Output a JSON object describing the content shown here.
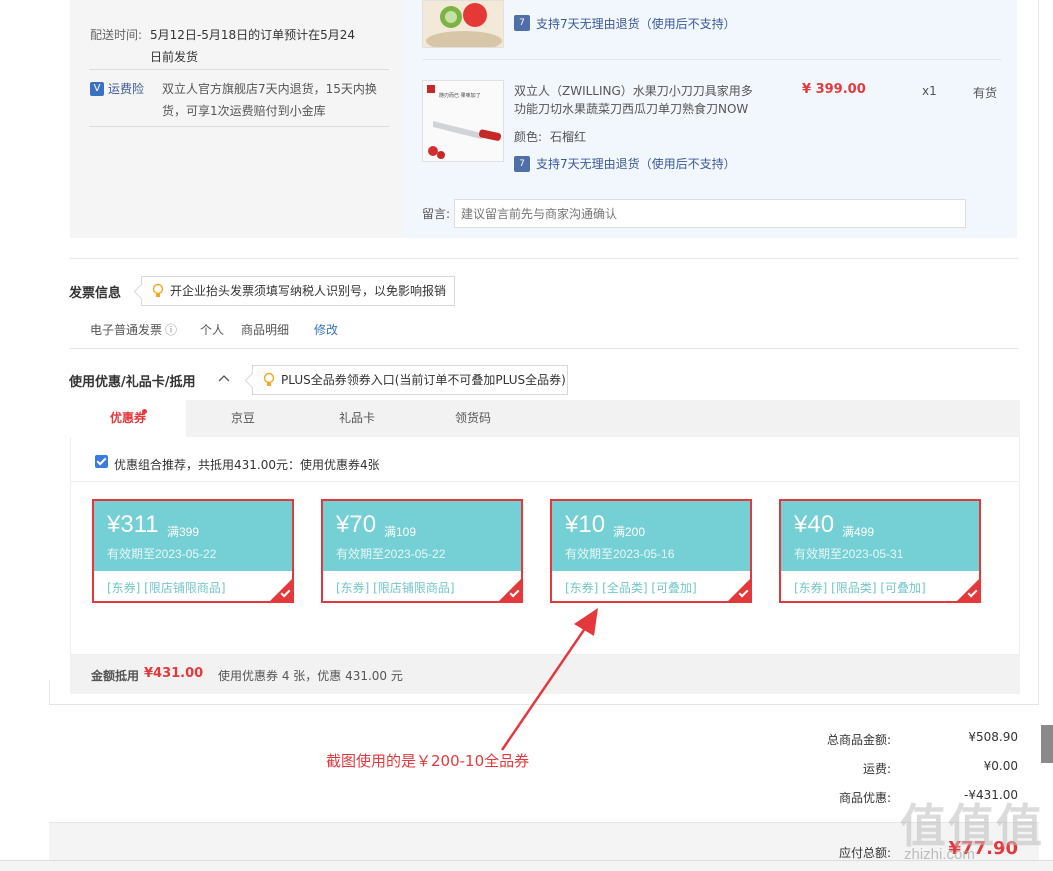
{
  "delivery": {
    "label": "配送时间:",
    "text_line1": "5月12日-5月18日的订单预计在5月24",
    "text_line2": "日前发货"
  },
  "insurance": {
    "icon_text": "V",
    "link": "运费险",
    "text_line1": "双立人官方旗舰店7天内退货，15天内换",
    "text_line2": "货，可享1次运费赔付到小金库"
  },
  "items": [
    {
      "return_policy": "支持7天无理由退货（使用后不支持）"
    },
    {
      "thumb_text": "随刃而已 果味加了",
      "title_line1": "双立人（ZWILLING）水果刀小刀刀具家用多",
      "title_line2": "功能刀切水果蔬菜刀西瓜刀单刀熟食刀NOW",
      "price": "¥ 399.00",
      "qty": "x1",
      "stock": "有货",
      "color_label": "颜色:",
      "color_value": "石榴红",
      "return_policy": "支持7天无理由退货（使用后不支持）"
    }
  ],
  "message": {
    "label": "留言:",
    "placeholder": "建议留言前先与商家沟通确认"
  },
  "invoice": {
    "title": "发票信息",
    "tip": "开企业抬头发票须填写纳税人识别号，以免影响报销",
    "type": "电子普通发票",
    "info_icon": "ⓘ",
    "owner": "个人",
    "content": "商品明细",
    "edit": "修改"
  },
  "discount": {
    "title": "使用优惠/礼品卡/抵用",
    "tip": "PLUS全品券领券入口(当前订单不可叠加PLUS全品券)",
    "tabs": [
      "优惠券",
      "京豆",
      "礼品卡",
      "领货码"
    ],
    "active_tab": "优惠券",
    "combo_label": "优惠组合推荐，共抵用431.00元：使用优惠券4张",
    "coupons": [
      {
        "amount": "¥311",
        "cond": "满399",
        "valid": "有效期至2023-05-22",
        "tags": "[东券]  [限店铺限商品]"
      },
      {
        "amount": "¥70",
        "cond": "满109",
        "valid": "有效期至2023-05-22",
        "tags": "[东券]  [限店铺限商品]"
      },
      {
        "amount": "¥10",
        "cond": "满200",
        "valid": "有效期至2023-05-16",
        "tags": "[东券]  [全品类]  [可叠加]"
      },
      {
        "amount": "¥40",
        "cond": "满499",
        "valid": "有效期至2023-05-31",
        "tags": "[东券]  [限品类]  [可叠加]"
      }
    ],
    "summary_label": "金额抵用",
    "summary_amount": "¥431.00",
    "summary_text": "使用优惠券 4 张，优惠 431.00 元"
  },
  "annotation": "截图使用的是￥200-10全品券",
  "totals": {
    "goods_label": "总商品金额:",
    "goods_value": "¥508.90",
    "shipping_label": "运费:",
    "shipping_value": "¥0.00",
    "discount_label": "商品优惠:",
    "discount_value": "-¥431.00",
    "payable_label": "应付总额:",
    "payable_value": "¥77.90"
  },
  "watermark": {
    "main": "值",
    "sub": "zhizhi.com"
  },
  "colors": {
    "accent_red": "#e4393c",
    "coupon_teal": "#74d0d4",
    "link_blue": "#3b5998"
  }
}
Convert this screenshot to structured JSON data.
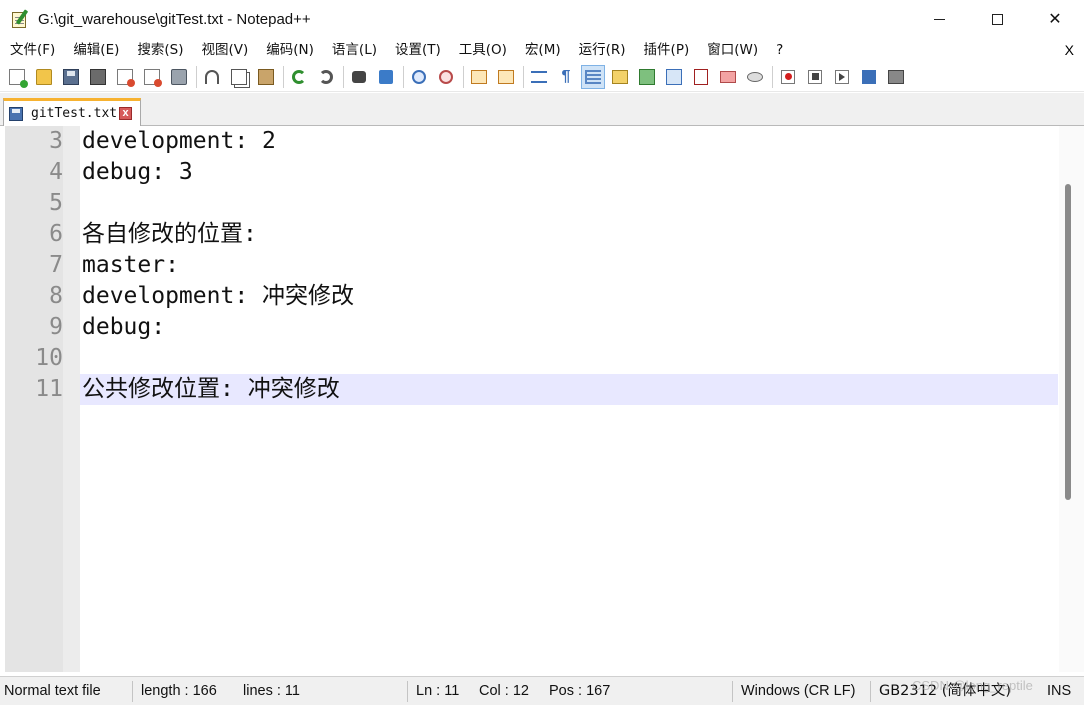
{
  "window": {
    "title": "G:\\git_warehouse\\gitTest.txt - Notepad++",
    "minimize": "",
    "maximize": "",
    "close": "✕"
  },
  "menu": {
    "items": [
      "文件(F)",
      "编辑(E)",
      "搜索(S)",
      "视图(V)",
      "编码(N)",
      "语言(L)",
      "设置(T)",
      "工具(O)",
      "宏(M)",
      "运行(R)",
      "插件(P)",
      "窗口(W)",
      "?"
    ],
    "close_doc": "X"
  },
  "toolbar": {
    "buttons": [
      "new-file-icon",
      "open-file-icon",
      "save-icon",
      "save-all-icon",
      "close-icon",
      "close-all-icon",
      "print-icon",
      "cut-icon",
      "copy-icon",
      "paste-icon",
      "undo-icon",
      "redo-icon",
      "find-icon",
      "replace-icon",
      "zoom-in-icon",
      "zoom-out-icon",
      "sync-vertical-icon",
      "sync-horizontal-icon",
      "word-wrap-icon",
      "show-all-chars-icon",
      "indent-guide-icon",
      "define-language-icon",
      "document-map-icon",
      "document-list-icon",
      "function-list-icon",
      "folder-workspace-icon",
      "monitoring-icon",
      "macro-record-icon",
      "macro-stop-icon",
      "macro-play-icon",
      "macro-run-multiple-icon",
      "macro-save-icon"
    ],
    "active_button": "indent-guide-icon"
  },
  "tab": {
    "label": "gitTest.txt",
    "close": "x"
  },
  "editor": {
    "lines": [
      {
        "num": "3",
        "text": "development: 2"
      },
      {
        "num": "4",
        "text": "debug: 3"
      },
      {
        "num": "5",
        "text": ""
      },
      {
        "num": "6",
        "text": "各自修改的位置:"
      },
      {
        "num": "7",
        "text": "master:"
      },
      {
        "num": "8",
        "text": "development: 冲突修改"
      },
      {
        "num": "9",
        "text": "debug:"
      },
      {
        "num": "10",
        "text": ""
      },
      {
        "num": "11",
        "text": "公共修改位置: 冲突修改"
      }
    ],
    "current_line": "11",
    "current_line_color": "#e8e8ff"
  },
  "status": {
    "file_type": "Normal text file",
    "length": "length : 166",
    "lines": "lines : 11",
    "ln": "Ln : 11",
    "col": "Col : 12",
    "pos": "Pos : 167",
    "eol": "Windows (CR LF)",
    "encoding": "GB2312 (简体中文)",
    "mode": "INS",
    "watermark": "CSDN @long_reptile"
  }
}
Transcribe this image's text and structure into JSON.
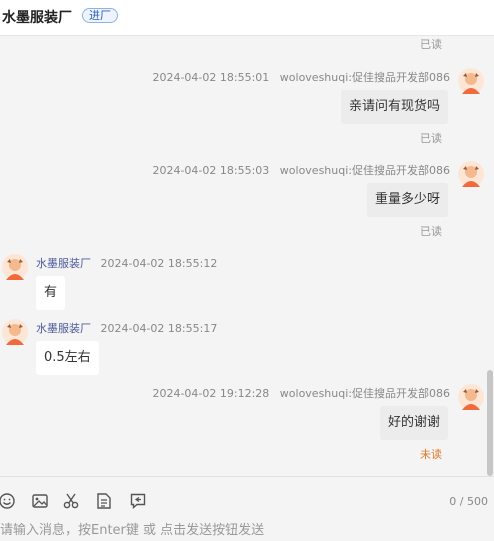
{
  "header": {
    "title": "水墨服装厂",
    "tag": "进厂"
  },
  "messages": [
    {
      "read_status": "已读"
    },
    {
      "time": "2024-04-02 18:55:01",
      "sender": "woloveshuqi:促佳搜品开发部086",
      "text": "亲请问有现货吗",
      "status": "已读"
    },
    {
      "time": "2024-04-02 18:55:03",
      "sender": "woloveshuqi:促佳搜品开发部086",
      "text": "重量多少呀",
      "status": "已读"
    },
    {
      "sender": "水墨服装厂",
      "time": "2024-04-02 18:55:12",
      "text": "有"
    },
    {
      "sender": "水墨服装厂",
      "time": "2024-04-02 18:55:17",
      "text": "0.5左右"
    },
    {
      "time": "2024-04-02 19:12:28",
      "sender": "woloveshuqi:促佳搜品开发部086",
      "text": "好的谢谢",
      "status": "未读"
    }
  ],
  "composer": {
    "counter": "0 / 500",
    "placeholder": "请输入消息，按Enter键 或 点击发送按钮发送",
    "tools": [
      "emoji-icon",
      "image-icon",
      "scissors-icon",
      "document-icon",
      "quick-reply-icon"
    ]
  },
  "colors": {
    "unread": "#e07b2a",
    "tag_border": "#8fb2e6",
    "tag_text": "#2d5fb3"
  }
}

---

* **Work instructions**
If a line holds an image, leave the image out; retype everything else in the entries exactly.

* **Exercise response**
Output a JSON object describing the content shown here.
{
  "delivery": {
    "label": "配送时间:",
    "text_line1": "5月12日-5月18日的订单预计在5月24",
    "text_line2": "日前发货"
  },
  "insurance": {
    "icon_text": "V",
    "link": "运费险",
    "text_line1": "双立人官方旗舰店7天内退货，15天内换",
    "text_line2": "货，可享1次运费赔付到小金库"
  },
  "items": [
    {
      "return_policy": "支持7天无理由退货（使用后不支持）"
    },
    {
      "thumb_text": "随刃而已 果味加了",
      "title_line1": "双立人（ZWILLING）水果刀小刀刀具家用多",
      "title_line2": "功能刀切水果蔬菜刀西瓜刀单刀熟食刀NOW",
      "price": "¥ 399.00",
      "qty": "x1",
      "stock": "有货",
      "color_label": "颜色:",
      "color_value": "石榴红",
      "return_policy": "支持7天无理由退货（使用后不支持）"
    }
  ],
  "message": {
    "label": "留言:",
    "placeholder": "建议留言前先与商家沟通确认"
  },
  "invoice": {
    "title": "发票信息",
    "tip": "开企业抬头发票须填写纳税人识别号，以免影响报销",
    "type": "电子普通发票",
    "info_icon": "ⓘ",
    "owner": "个人",
    "content": "商品明细",
    "edit": "修改"
  },
  "discount": {
    "title": "使用优惠/礼品卡/抵用",
    "tip": "PLUS全品券领券入口(当前订单不可叠加PLUS全品券)",
    "tabs": [
      "优惠券",
      "京豆",
      "礼品卡",
      "领货码"
    ],
    "active_tab": "优惠券",
    "combo_label": "优惠组合推荐，共抵用431.00元：使用优惠券4张",
    "coupons": [
      {
        "amount": "¥311",
        "cond": "满399",
        "valid": "有效期至2023-05-22",
        "tags": "[东券]  [限店铺限商品]"
      },
      {
        "amount": "¥70",
        "cond": "满109",
        "valid": "有效期至2023-05-22",
        "tags": "[东券]  [限店铺限商品]"
      },
      {
        "amount": "¥10",
        "cond": "满200",
        "valid": "有效期至2023-05-16",
        "tags": "[东券]  [全品类]  [可叠加]"
      },
      {
        "amount": "¥40",
        "cond": "满499",
        "valid": "有效期至2023-05-31",
        "tags": "[东券]  [限品类]  [可叠加]"
      }
    ],
    "summary_label": "金额抵用",
    "summary_amount": "¥431.00",
    "summary_text": "使用优惠券 4 张，优惠 431.00 元"
  },
  "annotation": "截图使用的是￥200-10全品券",
  "totals": {
    "goods_label": "总商品金额:",
    "goods_value": "¥508.90",
    "shipping_label": "运费:",
    "shipping_value": "¥0.00",
    "discount_label": "商品优惠:",
    "discount_value": "-¥431.00",
    "payable_label": "应付总额:",
    "payable_value": "¥77.90"
  },
  "watermark": {
    "main": "值",
    "sub": "zhizhi.com"
  },
  "colors": {
    "accent_red": "#e4393c",
    "coupon_teal": "#74d0d4",
    "link_blue": "#3b5998"
  }
}
Convert this screenshot to structured JSON data.
{
  "window": {
    "title": "G:\\git_warehouse\\gitTest.txt - Notepad++",
    "minimize": "",
    "maximize": "",
    "close": "✕"
  },
  "menu": {
    "items": [
      "文件(F)",
      "编辑(E)",
      "搜索(S)",
      "视图(V)",
      "编码(N)",
      "语言(L)",
      "设置(T)",
      "工具(O)",
      "宏(M)",
      "运行(R)",
      "插件(P)",
      "窗口(W)",
      "?"
    ],
    "close_doc": "X"
  },
  "toolbar": {
    "buttons": [
      "new-file-icon",
      "open-file-icon",
      "save-icon",
      "save-all-icon",
      "close-icon",
      "close-all-icon",
      "print-icon",
      "cut-icon",
      "copy-icon",
      "paste-icon",
      "undo-icon",
      "redo-icon",
      "find-icon",
      "replace-icon",
      "zoom-in-icon",
      "zoom-out-icon",
      "sync-vertical-icon",
      "sync-horizontal-icon",
      "word-wrap-icon",
      "show-all-chars-icon",
      "indent-guide-icon",
      "define-language-icon",
      "document-map-icon",
      "document-list-icon",
      "function-list-icon",
      "folder-workspace-icon",
      "monitoring-icon",
      "macro-record-icon",
      "macro-stop-icon",
      "macro-play-icon",
      "macro-run-multiple-icon",
      "macro-save-icon"
    ],
    "active_button": "indent-guide-icon"
  },
  "tab": {
    "label": "gitTest.txt",
    "close": "x"
  },
  "editor": {
    "lines": [
      {
        "num": "3",
        "text": "development: 2"
      },
      {
        "num": "4",
        "text": "debug: 3"
      },
      {
        "num": "5",
        "text": ""
      },
      {
        "num": "6",
        "text": "各自修改的位置:"
      },
      {
        "num": "7",
        "text": "master:"
      },
      {
        "num": "8",
        "text": "development: 冲突修改"
      },
      {
        "num": "9",
        "text": "debug:"
      },
      {
        "num": "10",
        "text": ""
      },
      {
        "num": "11",
        "text": "公共修改位置: 冲突修改"
      }
    ],
    "current_line": "11",
    "current_line_color": "#e8e8ff"
  },
  "status": {
    "file_type": "Normal text file",
    "length": "length : 166",
    "lines": "lines : 11",
    "ln": "Ln : 11",
    "col": "Col : 12",
    "pos": "Pos : 167",
    "eol": "Windows (CR LF)",
    "encoding": "GB2312 (简体中文)",
    "mode": "INS",
    "watermark": "CSDN @long_reptile"
  }
}
Transcribe this image's text and structure into JSON.
{
  "header": {
    "title": "水墨服装厂",
    "tag": "进厂"
  },
  "messages": [
    {
      "read_status": "已读"
    },
    {
      "time": "2024-04-02 18:55:01",
      "sender": "woloveshuqi:促佳搜品开发部086",
      "text": "亲请问有现货吗",
      "status": "已读"
    },
    {
      "time": "2024-04-02 18:55:03",
      "sender": "woloveshuqi:促佳搜品开发部086",
      "text": "重量多少呀",
      "status": "已读"
    },
    {
      "sender": "水墨服装厂",
      "time": "2024-04-02 18:55:12",
      "text": "有"
    },
    {
      "sender": "水墨服装厂",
      "time": "2024-04-02 18:55:17",
      "text": "0.5左右"
    },
    {
      "time": "2024-04-02 19:12:28",
      "sender": "woloveshuqi:促佳搜品开发部086",
      "text": "好的谢谢",
      "status": "未读"
    }
  ],
  "composer": {
    "counter": "0 / 500",
    "placeholder": "请输入消息，按Enter键 或 点击发送按钮发送",
    "tools": [
      "emoji-icon",
      "image-icon",
      "scissors-icon",
      "document-icon",
      "quick-reply-icon"
    ]
  },
  "colors": {
    "unread": "#e07b2a",
    "tag_border": "#8fb2e6",
    "tag_text": "#2d5fb3"
  }
}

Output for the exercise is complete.